Lines that include the word "true" should be copied from the listing that follows.

__Exercise input__:
========

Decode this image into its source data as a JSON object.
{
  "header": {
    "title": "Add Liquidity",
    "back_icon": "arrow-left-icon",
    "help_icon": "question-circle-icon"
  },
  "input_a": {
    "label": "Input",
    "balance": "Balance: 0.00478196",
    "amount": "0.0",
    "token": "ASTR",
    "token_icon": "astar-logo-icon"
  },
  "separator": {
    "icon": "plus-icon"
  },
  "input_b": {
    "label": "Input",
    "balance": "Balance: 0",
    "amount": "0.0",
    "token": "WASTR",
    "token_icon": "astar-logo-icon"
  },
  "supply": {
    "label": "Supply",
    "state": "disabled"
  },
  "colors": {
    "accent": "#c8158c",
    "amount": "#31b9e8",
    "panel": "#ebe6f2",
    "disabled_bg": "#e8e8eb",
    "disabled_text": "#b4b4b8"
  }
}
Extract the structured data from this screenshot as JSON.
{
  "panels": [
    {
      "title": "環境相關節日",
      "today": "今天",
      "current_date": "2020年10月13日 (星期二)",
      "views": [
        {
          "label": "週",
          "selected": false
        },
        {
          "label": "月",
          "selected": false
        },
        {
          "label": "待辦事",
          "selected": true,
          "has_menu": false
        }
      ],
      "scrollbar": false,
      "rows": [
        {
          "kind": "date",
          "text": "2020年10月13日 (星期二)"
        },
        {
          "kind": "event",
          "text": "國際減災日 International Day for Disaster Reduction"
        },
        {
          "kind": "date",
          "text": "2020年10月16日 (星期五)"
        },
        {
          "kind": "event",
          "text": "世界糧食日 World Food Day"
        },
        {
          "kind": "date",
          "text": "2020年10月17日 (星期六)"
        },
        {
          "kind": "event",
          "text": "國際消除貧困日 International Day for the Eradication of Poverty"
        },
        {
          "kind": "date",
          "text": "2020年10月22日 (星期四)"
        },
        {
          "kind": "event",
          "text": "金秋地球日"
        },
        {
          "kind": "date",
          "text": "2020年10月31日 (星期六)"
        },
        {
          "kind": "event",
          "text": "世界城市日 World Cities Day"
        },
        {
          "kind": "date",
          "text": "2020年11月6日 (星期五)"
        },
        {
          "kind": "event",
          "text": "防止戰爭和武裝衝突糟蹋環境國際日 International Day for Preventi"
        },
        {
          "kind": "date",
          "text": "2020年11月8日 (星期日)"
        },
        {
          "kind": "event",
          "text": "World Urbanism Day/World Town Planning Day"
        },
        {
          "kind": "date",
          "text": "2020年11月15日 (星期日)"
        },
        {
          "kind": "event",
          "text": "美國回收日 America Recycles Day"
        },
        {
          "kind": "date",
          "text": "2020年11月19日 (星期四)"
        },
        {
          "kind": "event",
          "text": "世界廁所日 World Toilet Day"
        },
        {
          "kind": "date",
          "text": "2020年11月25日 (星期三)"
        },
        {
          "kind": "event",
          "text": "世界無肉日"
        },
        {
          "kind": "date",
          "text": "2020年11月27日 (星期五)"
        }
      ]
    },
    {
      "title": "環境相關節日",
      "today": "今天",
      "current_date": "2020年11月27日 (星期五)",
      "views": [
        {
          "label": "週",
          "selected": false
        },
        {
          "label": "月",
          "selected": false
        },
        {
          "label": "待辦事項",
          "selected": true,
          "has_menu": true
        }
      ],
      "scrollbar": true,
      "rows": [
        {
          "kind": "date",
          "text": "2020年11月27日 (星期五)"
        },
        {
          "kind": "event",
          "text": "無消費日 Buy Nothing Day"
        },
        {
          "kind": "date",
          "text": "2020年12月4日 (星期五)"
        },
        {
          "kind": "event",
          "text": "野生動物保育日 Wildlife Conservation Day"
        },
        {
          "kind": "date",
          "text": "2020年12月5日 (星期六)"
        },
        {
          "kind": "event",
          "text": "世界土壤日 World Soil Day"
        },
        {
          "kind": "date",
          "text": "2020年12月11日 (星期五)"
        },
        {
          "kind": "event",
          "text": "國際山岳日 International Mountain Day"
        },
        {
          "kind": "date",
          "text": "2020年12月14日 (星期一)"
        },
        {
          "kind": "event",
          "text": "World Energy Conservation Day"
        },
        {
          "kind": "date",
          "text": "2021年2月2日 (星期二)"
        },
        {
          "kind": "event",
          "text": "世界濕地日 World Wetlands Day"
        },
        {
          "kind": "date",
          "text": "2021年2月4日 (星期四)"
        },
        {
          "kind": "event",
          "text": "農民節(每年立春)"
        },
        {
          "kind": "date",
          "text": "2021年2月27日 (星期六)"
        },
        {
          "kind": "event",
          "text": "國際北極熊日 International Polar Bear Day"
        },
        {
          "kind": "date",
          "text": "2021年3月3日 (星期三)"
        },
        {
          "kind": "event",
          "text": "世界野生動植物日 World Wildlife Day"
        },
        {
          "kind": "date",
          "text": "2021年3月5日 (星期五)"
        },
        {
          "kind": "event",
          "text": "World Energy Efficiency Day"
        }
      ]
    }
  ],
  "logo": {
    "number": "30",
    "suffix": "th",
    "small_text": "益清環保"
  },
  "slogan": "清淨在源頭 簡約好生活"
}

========

__Solution below__:
          "selected": true,
          "selected": true,
          "has_menu": true
      "scrollbar": true,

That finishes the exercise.